■ Problem requirements ■
When a line of the records below contains the string "Accept", copy that whole line.

____ Records to use

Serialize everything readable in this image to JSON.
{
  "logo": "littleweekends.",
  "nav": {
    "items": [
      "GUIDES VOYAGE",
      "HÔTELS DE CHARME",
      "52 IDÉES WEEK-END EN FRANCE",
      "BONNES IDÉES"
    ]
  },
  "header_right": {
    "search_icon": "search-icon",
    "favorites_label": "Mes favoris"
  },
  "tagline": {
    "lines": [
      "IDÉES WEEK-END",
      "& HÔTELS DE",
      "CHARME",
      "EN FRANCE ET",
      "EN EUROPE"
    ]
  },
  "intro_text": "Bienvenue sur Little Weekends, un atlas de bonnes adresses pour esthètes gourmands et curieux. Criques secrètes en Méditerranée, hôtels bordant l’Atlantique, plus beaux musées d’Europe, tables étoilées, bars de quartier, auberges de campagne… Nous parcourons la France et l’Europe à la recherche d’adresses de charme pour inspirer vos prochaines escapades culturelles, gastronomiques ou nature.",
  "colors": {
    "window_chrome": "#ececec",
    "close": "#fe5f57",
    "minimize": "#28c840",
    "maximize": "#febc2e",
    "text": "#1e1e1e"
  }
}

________
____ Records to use

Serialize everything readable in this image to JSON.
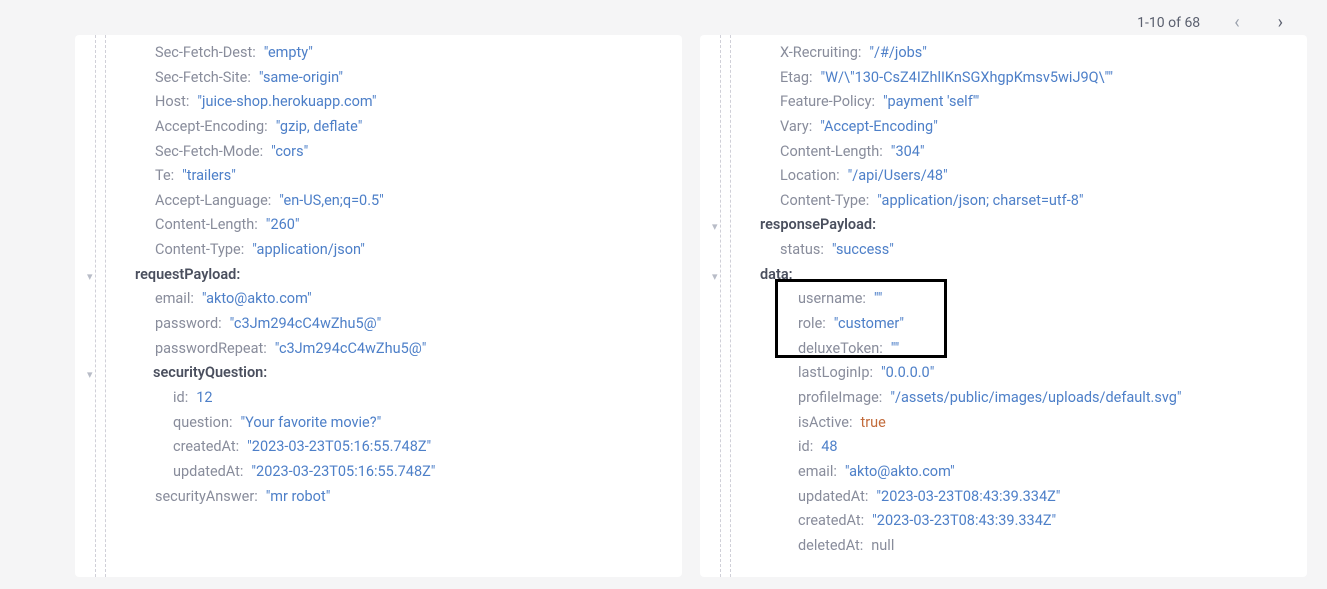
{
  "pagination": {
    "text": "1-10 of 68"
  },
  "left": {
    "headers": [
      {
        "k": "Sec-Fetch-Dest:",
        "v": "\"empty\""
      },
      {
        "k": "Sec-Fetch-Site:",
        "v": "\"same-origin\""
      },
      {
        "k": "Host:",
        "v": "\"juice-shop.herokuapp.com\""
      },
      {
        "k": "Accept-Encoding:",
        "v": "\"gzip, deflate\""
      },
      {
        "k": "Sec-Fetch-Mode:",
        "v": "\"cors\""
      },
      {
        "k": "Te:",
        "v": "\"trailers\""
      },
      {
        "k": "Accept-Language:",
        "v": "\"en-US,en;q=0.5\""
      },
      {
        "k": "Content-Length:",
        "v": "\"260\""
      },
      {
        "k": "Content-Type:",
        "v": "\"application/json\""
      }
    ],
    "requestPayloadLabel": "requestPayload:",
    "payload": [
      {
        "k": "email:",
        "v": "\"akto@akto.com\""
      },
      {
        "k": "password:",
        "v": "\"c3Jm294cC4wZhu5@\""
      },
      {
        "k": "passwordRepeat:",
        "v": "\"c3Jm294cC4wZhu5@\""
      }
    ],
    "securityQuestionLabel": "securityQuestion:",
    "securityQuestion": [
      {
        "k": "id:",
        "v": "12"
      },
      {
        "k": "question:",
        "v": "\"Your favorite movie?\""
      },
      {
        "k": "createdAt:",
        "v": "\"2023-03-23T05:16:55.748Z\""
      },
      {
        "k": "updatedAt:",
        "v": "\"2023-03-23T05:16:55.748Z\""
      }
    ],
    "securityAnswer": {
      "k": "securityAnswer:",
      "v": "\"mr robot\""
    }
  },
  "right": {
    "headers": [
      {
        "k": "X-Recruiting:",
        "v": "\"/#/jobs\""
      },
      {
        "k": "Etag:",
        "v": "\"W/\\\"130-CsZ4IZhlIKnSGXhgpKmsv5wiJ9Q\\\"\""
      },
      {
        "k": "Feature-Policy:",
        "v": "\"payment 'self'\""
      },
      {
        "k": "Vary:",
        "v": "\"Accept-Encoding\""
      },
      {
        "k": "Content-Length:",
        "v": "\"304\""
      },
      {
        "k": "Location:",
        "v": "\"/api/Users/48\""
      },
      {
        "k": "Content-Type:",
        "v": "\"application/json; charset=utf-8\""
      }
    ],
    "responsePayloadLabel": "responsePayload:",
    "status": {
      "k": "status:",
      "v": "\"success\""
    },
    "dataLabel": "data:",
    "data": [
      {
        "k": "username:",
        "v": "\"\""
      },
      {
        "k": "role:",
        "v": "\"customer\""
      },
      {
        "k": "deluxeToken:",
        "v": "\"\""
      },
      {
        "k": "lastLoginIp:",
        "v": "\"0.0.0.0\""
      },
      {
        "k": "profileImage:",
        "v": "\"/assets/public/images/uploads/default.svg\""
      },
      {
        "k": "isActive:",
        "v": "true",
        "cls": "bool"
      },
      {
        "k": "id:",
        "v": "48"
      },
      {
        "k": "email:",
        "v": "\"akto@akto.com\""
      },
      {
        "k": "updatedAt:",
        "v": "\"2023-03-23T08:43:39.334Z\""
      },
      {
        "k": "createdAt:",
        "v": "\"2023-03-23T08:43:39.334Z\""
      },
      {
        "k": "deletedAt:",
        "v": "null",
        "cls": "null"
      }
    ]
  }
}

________

■ Result for this exercise ■
        "k": "Accept-Encoding:",
        "k": "Accept-Language:",
        "v": "\"Accept-Encoding\""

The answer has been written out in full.